Valley Drive Senior and Assisted Living Community Design Exploration through the application of process oriented design informed by readings, precedence and field observations/analysis to explore different approaches to site design towards formulating your own design philosophy; and integrating haptic (hand drawing) and digital techniques for presentation of visual communication. Exploring the site design process, seeking sources of design inspiration, creating a sense of place, and investigating how to create more livable and healthy living environment to meet the special needs of our senior citizen population, places and neighborhoods.
In the third-year landscape design studio, students learn to consider the arrangement of buildings, circulation, and other landscape design elements. Studio topics emphasize earthwork and drainage. The fall 2013 “Shifting Sands” studio explored site design strategies for New York City’s barrier beaches where coastal and urban systems converge, overlay, and instigate new scenarios. New York has a long history of urban beaches from the wild spectacle of Coney Island to the master-planned expanses of Robert Moses’ Jones Beach. The Shifting Sands studio builds on this legacy and speculates on the role of beach parks in the city of the future. The studio focused on site design for more than 80 acres of undeveloped oceanfront property between 32nd Street and 56th Place, south of Rockaway Beach Boulevard in Far Rockaway, New York. This site is the largest parcel of subway-accessible beachfront remaining in the city, representing an important resource for city residents, New York’s ecological networks, and a highly sought-after development parcel. The study of these landscapes mediates the complex relationships between coastal and urban systems, creating opportunities for innovative site strategies to respond to global problems.

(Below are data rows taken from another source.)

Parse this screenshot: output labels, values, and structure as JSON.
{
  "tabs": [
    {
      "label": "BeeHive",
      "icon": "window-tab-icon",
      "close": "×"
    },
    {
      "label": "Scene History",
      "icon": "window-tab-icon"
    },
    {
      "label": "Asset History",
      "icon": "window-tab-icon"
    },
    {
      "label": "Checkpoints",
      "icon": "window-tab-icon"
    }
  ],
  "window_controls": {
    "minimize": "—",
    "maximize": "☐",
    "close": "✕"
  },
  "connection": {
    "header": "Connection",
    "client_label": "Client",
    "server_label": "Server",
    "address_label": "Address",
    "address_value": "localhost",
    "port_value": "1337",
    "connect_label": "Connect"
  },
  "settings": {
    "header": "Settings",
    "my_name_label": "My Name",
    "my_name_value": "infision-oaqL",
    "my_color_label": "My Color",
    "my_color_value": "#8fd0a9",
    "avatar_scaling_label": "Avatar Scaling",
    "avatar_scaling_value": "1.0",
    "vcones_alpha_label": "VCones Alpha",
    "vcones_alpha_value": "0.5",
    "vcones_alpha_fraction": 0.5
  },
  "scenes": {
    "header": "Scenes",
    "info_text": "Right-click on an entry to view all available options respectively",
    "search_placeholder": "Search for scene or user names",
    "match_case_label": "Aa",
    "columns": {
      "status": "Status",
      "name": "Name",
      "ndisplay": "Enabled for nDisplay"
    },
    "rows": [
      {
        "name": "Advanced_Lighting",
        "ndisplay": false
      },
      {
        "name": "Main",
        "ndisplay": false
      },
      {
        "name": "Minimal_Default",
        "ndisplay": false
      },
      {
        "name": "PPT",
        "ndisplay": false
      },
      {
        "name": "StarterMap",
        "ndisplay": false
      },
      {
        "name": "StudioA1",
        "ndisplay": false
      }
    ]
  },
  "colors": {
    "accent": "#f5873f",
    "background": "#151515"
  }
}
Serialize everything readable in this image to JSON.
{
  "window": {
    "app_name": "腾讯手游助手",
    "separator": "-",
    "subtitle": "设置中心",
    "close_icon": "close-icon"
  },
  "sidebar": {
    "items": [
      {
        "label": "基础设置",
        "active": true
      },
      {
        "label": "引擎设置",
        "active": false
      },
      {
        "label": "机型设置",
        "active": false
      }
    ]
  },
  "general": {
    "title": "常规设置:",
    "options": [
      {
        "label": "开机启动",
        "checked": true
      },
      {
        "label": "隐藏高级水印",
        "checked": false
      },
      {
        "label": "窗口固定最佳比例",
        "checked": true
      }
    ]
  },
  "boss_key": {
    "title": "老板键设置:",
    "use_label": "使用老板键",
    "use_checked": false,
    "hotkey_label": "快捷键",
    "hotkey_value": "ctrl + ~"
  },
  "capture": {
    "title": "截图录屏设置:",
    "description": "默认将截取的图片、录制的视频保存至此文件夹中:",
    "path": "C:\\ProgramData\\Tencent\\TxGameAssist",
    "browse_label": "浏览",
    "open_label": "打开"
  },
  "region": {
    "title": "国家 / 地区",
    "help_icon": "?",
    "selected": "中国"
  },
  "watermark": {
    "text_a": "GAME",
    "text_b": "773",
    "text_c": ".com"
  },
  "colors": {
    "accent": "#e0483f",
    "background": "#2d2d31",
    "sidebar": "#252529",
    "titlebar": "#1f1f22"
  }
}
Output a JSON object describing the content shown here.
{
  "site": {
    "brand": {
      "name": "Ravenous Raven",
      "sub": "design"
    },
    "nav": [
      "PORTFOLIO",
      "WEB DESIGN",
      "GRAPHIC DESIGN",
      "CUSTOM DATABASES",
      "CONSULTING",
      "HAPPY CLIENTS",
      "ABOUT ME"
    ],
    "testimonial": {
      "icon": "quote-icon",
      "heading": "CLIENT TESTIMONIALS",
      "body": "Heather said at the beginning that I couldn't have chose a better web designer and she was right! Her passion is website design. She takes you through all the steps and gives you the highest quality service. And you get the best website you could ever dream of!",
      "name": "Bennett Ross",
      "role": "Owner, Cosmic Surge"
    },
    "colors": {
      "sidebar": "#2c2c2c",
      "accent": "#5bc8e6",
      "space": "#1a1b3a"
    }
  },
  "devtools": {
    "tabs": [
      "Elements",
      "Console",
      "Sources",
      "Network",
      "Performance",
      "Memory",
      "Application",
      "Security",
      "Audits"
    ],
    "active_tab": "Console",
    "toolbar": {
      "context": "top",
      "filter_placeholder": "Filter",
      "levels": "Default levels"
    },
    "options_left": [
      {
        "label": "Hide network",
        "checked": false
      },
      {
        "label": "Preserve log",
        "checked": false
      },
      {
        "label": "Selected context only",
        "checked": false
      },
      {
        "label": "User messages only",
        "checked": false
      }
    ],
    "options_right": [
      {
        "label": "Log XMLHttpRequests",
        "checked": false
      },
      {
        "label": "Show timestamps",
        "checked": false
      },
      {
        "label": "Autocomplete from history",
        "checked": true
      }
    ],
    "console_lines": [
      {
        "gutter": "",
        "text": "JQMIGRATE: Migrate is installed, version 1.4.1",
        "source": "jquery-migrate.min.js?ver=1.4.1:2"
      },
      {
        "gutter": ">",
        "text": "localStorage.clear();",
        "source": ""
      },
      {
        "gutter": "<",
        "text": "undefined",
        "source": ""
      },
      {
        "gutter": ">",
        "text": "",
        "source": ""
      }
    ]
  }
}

Landscape Design III is the third-year landscape architecture studio in the Bachelor of Landscape Architecture program at LSU. The fall 2015 studio explored site design strategies for a wildlife crossing in Calumet, Louisiana. In response to the fatalities resulting from wildlife-vehicular collisions, underpasses and overpasses have been designed and constructed to varying degrees of success. The studio included a field trip to Banff, Alberta, Canada—home to the most iconic wildlife crossings in the world—and off-campus travel to project sites in order to conduct a range of fieldwork associated with data collection and on-site observation. As design competitions are an increasingly important facet of contemporary landscape architectural practice, this studio followed the structure of the 2010 ARC International Wildlife Crossing Infrastructure Design Competition. Focusing on the site design for a segment of Louisiana Highway 90 near Calumet, where Louisiana black bears are routinely hit by vehicles, students were required to construct a project narrative and visual communication strategy in keeping with the ARC competition brief. They were asked not only to design the crossing itself but also develop a didactic strategy that advances ecological awareness at both local and community scales.
Sweetbear Sugar: The Use of Sugarcane Production for Wildlife Conservancy
by Hagan Doyle, Aidan Gallaugher, and Seth Winkler
Landscape Design IV explores the application of process-oriented design, using writing to explore different approaches of design toward formulating a design philosophy and integrating haptic (hand-drawing) and digital techniques for presentation of visual communication. Students learn to explore the site design process, seek sources of design inspiration, create a sense of place, and investigate how to create more livable and sustainable places and neighborhoods. The spring 2016 studio was a Communication-Intensive certified course by the LSU Communications across the Curriculum program.
Learning objectives include:
- Knowing how to conduct a site analysis and to document physical features and environmental and seasonal conditions, context, site issues, and design opportunities
- Knowing how to develop a functional and facilities program, determine area needs and important functional relationships of program elements and the site
- Being able to prepare one or more circulation diagrams for vehicular and pedestrian needs
- Understanding the metrics of and being able to apply Accessibility Design Standards and vehicular circulation and parking and pedestrian circulation design criteria
- Being able to generate inspiration and concepts to inform and generate side design
- Being able to apply critical thinking through writing and drawing to solve landscape site design and develop skills in writing and drawing toward improving design communication challenges
- Being effective in communicating design results both graphically and orally to an audience, such as in a design review
In the advanced digital representation course, students learn advanced techniques in digital representation, such as three-dimensional modeling, terrain modeling, animation, and advanced imaging and rendering.